▶ **Work request**:
Could each record be restated word for word?

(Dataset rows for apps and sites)
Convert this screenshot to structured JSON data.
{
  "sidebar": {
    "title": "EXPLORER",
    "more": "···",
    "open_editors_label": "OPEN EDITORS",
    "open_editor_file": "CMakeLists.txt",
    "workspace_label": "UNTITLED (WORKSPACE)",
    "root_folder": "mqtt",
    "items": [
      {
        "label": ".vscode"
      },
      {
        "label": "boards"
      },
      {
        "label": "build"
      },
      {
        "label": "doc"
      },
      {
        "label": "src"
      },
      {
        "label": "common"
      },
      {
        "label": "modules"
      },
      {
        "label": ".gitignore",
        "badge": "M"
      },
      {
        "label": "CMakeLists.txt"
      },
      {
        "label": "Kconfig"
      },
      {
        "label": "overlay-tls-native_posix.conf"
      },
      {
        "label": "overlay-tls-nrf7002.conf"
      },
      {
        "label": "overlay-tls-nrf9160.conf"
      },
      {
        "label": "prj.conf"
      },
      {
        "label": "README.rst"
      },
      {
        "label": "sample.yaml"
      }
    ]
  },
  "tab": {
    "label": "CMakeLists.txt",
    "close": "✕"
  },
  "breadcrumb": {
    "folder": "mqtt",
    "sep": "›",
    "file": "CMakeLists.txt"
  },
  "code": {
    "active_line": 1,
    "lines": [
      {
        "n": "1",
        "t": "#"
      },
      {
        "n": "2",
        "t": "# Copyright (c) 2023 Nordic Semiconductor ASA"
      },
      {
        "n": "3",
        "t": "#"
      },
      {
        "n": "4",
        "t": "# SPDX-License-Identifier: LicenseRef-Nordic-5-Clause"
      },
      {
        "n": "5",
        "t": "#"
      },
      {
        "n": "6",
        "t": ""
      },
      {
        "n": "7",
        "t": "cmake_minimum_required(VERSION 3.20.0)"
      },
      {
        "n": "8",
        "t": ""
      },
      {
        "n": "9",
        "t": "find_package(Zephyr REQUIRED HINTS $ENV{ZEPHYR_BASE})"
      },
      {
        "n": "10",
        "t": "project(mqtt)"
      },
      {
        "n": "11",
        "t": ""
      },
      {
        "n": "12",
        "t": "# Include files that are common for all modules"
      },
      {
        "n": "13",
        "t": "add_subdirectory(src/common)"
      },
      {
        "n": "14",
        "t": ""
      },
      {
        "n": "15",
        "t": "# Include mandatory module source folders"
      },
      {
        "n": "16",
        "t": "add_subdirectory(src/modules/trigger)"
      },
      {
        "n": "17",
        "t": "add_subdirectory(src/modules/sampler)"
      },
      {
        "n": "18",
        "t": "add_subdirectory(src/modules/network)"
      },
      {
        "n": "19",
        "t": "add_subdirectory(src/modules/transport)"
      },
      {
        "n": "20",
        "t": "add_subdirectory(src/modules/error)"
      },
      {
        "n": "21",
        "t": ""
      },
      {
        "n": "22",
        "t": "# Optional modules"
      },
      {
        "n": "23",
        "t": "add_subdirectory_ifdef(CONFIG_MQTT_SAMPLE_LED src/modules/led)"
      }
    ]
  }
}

▶ **Response below**:
Convert this screenshot to structured JSON data.
{
  "sidebar": {
    "title": "EXPLORER",
    "more": "···",
    "open_editors_label": "OPEN EDITORS",
    "open_editor_file": "CMakeLists.txt",
    "workspace_label": "UNTITLED (WORKSPACE)",
    "root_folder": "mqtt",
    "items": [
      {
        "label": ".vscode"
      },
      {
        "label": "boards"
      },
      {
        "label": "build"
      },
      {
        "label": "doc"
      },
      {
        "label": "src"
      },
      {
        "label": "common"
      },
      {
        "label": "modules"
      },
      {
        "label": ".gitignore",
        "badge": "M"
      },
      {
        "label": "CMakeLists.txt"
      },
      {
        "label": "Kconfig"
      },
      {
        "label": "overlay-tls-native_posix.conf"
      },
      {
        "label": "overlay-tls-nrf7002.conf"
      },
      {
        "label": "overlay-tls-nrf9160.conf"
      },
      {
        "label": "prj.conf"
      },
      {
        "label": "README.rst"
      },
      {
        "label": "sample.yaml"
      }
    ]
  },
  "tab": {
    "label": "CMakeLists.txt",
    "close": "✕"
  },
  "breadcrumb": {
    "folder": "mqtt",
    "sep": "›",
    "file": "CMakeLists.txt"
  },
  "code": {
    "active_line": 1,
    "lines": [
      {
        "n": "1",
        "t": "#"
      },
      {
        "n": "2",
        "t": "# Copyright (c) 2023 Nordic Semiconductor ASA"
      },
      {
        "n": "3",
        "t": "#"
      },
      {
        "n": "4",
        "t": "# SPDX-License-Identifier: LicenseRef-Nordic-5-Clause"
      },
      {
        "n": "5",
        "t": "#"
      },
      {
        "n": "6",
        "t": ""
      },
      {
        "n": "7",
        "t": "cmake_minimum_required(VERSION 3.20.0)"
      },
      {
        "n": "8",
        "t": ""
      },
      {
        "n": "9",
        "t": "find_package(Zephyr REQUIRED HINTS $ENV{ZEPHYR_BASE})"
      },
      {
        "n": "10",
        "t": "project(mqtt)"
      },
      {
        "n": "11",
        "t": ""
      },
      {
        "n": "12",
        "t": "# Include files that are common for all modules"
      },
      {
        "n": "13",
        "t": "add_subdirectory(src/common)"
      },
      {
        "n": "14",
        "t": ""
      },
      {
        "n": "15",
        "t": "# Include mandatory module source folders"
      },
      {
        "n": "16",
        "t": "add_subdirectory(src/modules/trigger)"
      },
      {
        "n": "17",
        "t": "add_subdirectory(src/modules/sampler)"
      },
      {
        "n": "18",
        "t": "add_subdirectory(src/modules/network)"
      },
      {
        "n": "19",
        "t": "add_subdirectory(src/modules/transport)"
      },
      {
        "n": "20",
        "t": "add_subdirectory(src/modules/error)"
      },
      {
        "n": "21",
        "t": ""
      },
      {
        "n": "22",
        "t": "# Optional modules"
      },
      {
        "n": "23",
        "t": "add_subdirectory_ifdef(CONFIG_MQTT_SAMPLE_LED src/modules/led)"
      }
    ]
  }
}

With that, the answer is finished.